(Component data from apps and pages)

■ ■ ■ ■

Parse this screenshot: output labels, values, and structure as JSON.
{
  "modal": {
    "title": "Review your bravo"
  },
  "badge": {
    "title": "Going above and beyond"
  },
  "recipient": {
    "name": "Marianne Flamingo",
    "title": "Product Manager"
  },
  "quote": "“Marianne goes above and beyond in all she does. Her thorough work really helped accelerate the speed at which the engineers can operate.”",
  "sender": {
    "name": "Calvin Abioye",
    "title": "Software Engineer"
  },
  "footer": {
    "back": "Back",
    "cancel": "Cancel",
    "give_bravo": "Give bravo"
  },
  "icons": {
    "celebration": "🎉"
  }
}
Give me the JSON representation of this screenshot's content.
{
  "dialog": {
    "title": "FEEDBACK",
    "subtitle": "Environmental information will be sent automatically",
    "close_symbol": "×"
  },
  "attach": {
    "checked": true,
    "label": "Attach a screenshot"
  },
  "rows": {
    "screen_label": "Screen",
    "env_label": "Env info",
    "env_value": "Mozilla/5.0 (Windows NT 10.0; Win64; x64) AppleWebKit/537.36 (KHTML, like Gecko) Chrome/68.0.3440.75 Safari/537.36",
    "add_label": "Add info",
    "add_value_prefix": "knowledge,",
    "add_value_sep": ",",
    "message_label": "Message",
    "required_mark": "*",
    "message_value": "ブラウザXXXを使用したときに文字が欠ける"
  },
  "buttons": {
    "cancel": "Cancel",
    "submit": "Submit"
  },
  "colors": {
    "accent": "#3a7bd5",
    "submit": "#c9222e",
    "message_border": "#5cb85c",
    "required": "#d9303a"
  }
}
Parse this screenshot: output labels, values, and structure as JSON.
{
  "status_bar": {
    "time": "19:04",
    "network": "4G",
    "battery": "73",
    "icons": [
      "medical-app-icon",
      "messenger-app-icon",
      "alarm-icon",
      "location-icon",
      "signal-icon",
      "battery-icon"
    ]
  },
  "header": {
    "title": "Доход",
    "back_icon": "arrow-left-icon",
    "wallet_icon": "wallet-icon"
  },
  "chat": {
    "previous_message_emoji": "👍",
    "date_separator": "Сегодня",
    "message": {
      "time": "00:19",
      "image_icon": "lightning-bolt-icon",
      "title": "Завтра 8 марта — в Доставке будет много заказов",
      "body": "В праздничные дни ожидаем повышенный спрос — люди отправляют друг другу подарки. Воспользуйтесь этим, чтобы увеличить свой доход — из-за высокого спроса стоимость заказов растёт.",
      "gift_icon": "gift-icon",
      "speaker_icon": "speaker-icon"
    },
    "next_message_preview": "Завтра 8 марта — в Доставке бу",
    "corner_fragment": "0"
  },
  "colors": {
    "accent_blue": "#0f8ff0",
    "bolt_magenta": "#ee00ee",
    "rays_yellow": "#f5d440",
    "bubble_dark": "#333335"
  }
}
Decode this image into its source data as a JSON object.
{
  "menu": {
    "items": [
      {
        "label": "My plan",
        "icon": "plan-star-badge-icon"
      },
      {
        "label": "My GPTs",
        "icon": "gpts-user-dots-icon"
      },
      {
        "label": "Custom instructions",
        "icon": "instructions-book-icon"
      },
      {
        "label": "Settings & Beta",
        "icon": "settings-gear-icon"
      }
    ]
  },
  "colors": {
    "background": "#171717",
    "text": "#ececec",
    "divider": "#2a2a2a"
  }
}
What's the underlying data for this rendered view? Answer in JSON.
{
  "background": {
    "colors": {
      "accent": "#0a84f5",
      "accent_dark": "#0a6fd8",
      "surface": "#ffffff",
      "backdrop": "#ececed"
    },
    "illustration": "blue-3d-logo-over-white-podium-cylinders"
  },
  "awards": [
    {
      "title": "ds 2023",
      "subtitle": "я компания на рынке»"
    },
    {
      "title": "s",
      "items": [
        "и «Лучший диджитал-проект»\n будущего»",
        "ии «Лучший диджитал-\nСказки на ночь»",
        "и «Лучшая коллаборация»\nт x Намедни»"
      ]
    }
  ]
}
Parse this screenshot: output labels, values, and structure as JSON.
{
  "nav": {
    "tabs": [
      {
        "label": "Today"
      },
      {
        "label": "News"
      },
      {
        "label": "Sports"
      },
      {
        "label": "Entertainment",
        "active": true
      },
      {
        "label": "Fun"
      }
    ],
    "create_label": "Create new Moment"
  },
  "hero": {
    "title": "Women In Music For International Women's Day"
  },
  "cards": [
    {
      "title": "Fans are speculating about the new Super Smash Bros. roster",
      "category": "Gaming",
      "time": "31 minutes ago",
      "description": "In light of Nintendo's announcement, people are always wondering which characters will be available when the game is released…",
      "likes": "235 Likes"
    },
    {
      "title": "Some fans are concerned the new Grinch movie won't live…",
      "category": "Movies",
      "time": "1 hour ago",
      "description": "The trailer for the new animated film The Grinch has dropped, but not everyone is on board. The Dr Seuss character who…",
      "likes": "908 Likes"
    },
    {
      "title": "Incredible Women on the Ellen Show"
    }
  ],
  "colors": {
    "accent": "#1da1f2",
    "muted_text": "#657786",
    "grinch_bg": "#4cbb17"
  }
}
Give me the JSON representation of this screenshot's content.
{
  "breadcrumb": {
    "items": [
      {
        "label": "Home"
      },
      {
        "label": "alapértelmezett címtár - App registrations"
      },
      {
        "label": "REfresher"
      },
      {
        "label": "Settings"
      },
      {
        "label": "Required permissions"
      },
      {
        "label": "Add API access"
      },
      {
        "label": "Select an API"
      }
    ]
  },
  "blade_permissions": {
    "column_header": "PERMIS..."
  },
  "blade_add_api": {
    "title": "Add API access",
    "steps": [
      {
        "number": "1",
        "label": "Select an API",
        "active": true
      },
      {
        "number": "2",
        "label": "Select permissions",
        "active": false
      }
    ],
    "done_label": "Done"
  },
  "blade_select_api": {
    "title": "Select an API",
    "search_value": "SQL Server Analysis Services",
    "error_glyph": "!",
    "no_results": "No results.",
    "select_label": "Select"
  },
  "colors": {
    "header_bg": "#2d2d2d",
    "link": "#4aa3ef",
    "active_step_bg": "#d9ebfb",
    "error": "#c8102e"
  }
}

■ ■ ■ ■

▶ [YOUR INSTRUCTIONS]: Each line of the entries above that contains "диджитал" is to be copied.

▶ [ANSWER FOR THE TASK]:
        "и «Лучший диджитал-проект»\n будущего»",
        "ии «Лучший диджитал-\nСказки на ночь»",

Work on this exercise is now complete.